  • Supporters of Pakistan Tehreek-e-Insaf or Moment for Justice party attend an election campaign rally in Islamabad, Pakistan, Thursday, May 9, 2013. Pakistan is scheduled to hold parliamentary elections on May 11, the first transition between democratically elected governments in a country that has experienced three military coups and constant political instability since its creation in 1947. The parliament's ability to complete its five-year term has been hailed as a significant achievement. (AP Photo/Anjum Naveed)

    Supporters of Pakistan Tehreek-e-Insaf or Moment for Justice party attend an election campaign rally in Islamabad, Pakistan, Thursday, May 9, 2013. Pakistan is scheduled to hold parliamentary elections on May 11, the first transition between democratically elected governments in a country that has experienced three military coups and constant political instability since its creation in 1947. The parliament's ability to complete its five-year term has been hailed as a significant achievement. (AP Photo/Anjum Naveed)  (The Associated Press)

  • A Pakistani army soldier, guards election material provided to polling agents for tomorrow's elections, in Islamabad, Pakistan, Friday, May 10, 2013. An especially violent spate of killings, kidnappings and bombings marred the run-up to Pakistan's nationwide election, capped Thursday by the abduction of the son of a former prime minister as he was rallying supporters on the last day of campaigning before the historic vote. (AP Photo/B.K. Bangash)

    A Pakistani army soldier, guards election material provided to polling agents for tomorrow's elections, in Islamabad, Pakistan, Friday, May 10, 2013. An especially violent spate of killings, kidnappings and bombings marred the run-up to Pakistan's nationwide election, capped Thursday by the abduction of the son of a former prime minister as he was rallying supporters on the last day of campaigning before the historic vote. (AP Photo/B.K. Bangash)  (The Associated Press)

  • A Pakistani girl runs past a car decorated with an election banner showing Mohammed Abdullah, a candidate of a pro-Taliban religious group Jamiat-e-Ulema Islam (JUI-F) in a poor neighborhood on the outskirts of Islamabad, Pakistan, Friday, May 10, 2013. An especially violent spate of killings, kidnappings and bombings marred the run-up to Pakistan's nationwide election, capped Thursday by the abduction of the son of a former prime minister as he was rallying supporters on the last day of campaigning before the historic vote. (AP Photo/Muhammed Muheisen)

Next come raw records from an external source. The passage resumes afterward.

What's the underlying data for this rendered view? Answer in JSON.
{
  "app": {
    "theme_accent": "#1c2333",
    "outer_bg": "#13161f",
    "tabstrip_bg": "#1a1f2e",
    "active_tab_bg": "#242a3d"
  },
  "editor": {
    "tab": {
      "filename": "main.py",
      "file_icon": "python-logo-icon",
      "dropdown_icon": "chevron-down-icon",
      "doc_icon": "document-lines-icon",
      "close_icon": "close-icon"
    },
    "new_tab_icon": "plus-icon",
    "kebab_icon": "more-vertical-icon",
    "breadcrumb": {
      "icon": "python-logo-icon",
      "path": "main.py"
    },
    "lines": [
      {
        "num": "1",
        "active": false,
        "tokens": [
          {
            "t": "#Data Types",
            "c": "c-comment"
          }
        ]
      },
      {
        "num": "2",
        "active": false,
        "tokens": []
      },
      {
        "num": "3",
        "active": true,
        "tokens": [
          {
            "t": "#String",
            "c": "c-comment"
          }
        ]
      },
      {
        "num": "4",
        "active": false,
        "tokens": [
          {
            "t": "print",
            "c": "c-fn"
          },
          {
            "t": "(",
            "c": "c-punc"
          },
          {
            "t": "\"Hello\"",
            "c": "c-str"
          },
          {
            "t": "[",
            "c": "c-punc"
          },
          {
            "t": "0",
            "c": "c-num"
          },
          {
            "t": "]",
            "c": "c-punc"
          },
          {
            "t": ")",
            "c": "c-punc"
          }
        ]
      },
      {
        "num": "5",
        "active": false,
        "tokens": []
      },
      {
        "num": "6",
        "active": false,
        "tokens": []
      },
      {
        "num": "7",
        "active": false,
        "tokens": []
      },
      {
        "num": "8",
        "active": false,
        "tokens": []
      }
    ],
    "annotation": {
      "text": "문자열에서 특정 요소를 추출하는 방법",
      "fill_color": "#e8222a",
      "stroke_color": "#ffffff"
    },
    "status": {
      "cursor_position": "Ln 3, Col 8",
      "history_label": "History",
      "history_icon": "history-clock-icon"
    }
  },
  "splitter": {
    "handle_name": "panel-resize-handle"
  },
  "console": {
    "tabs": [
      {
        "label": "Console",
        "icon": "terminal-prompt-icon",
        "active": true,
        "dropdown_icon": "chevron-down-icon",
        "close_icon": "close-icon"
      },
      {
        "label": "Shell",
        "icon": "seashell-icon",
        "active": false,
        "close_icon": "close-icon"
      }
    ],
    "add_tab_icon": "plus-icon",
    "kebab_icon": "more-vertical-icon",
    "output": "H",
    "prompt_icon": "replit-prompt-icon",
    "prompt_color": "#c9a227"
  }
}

    A Pakistani girl runs past a car decorated with an election banner showing Mohammed Abdullah, a candidate of a pro-Taliban religious group Jamiat-e-Ulema Islam (JUI-F) in a poor neighborhood on the outskirts of Islamabad, Pakistan, Friday, May 10, 2013. An especially violent spate of killings, kidnappings and bombings marred the run-up to Pakistan's nationwide election, capped Thursday by the abduction of the son of a former prime minister as he was rallying supporters on the last day of campaigning before the historic vote. (AP Photo/Muhammed Muheisen)  (The Associated Press)

A Pakistani police officer says two people were killed when a bomb exploded outside a political office in southern Pakistan on election day.

Shabir Hussain said 20 people were also wounded in the blast Saturday in the port city of Karachi.

The bomb hit the offices of the Awami National Party. It is one of three secular, liberal parties that have been singled out by Taliban militants.

The blast marred a historic day in Pakistan, where voters are coming out in droves to elect a new government.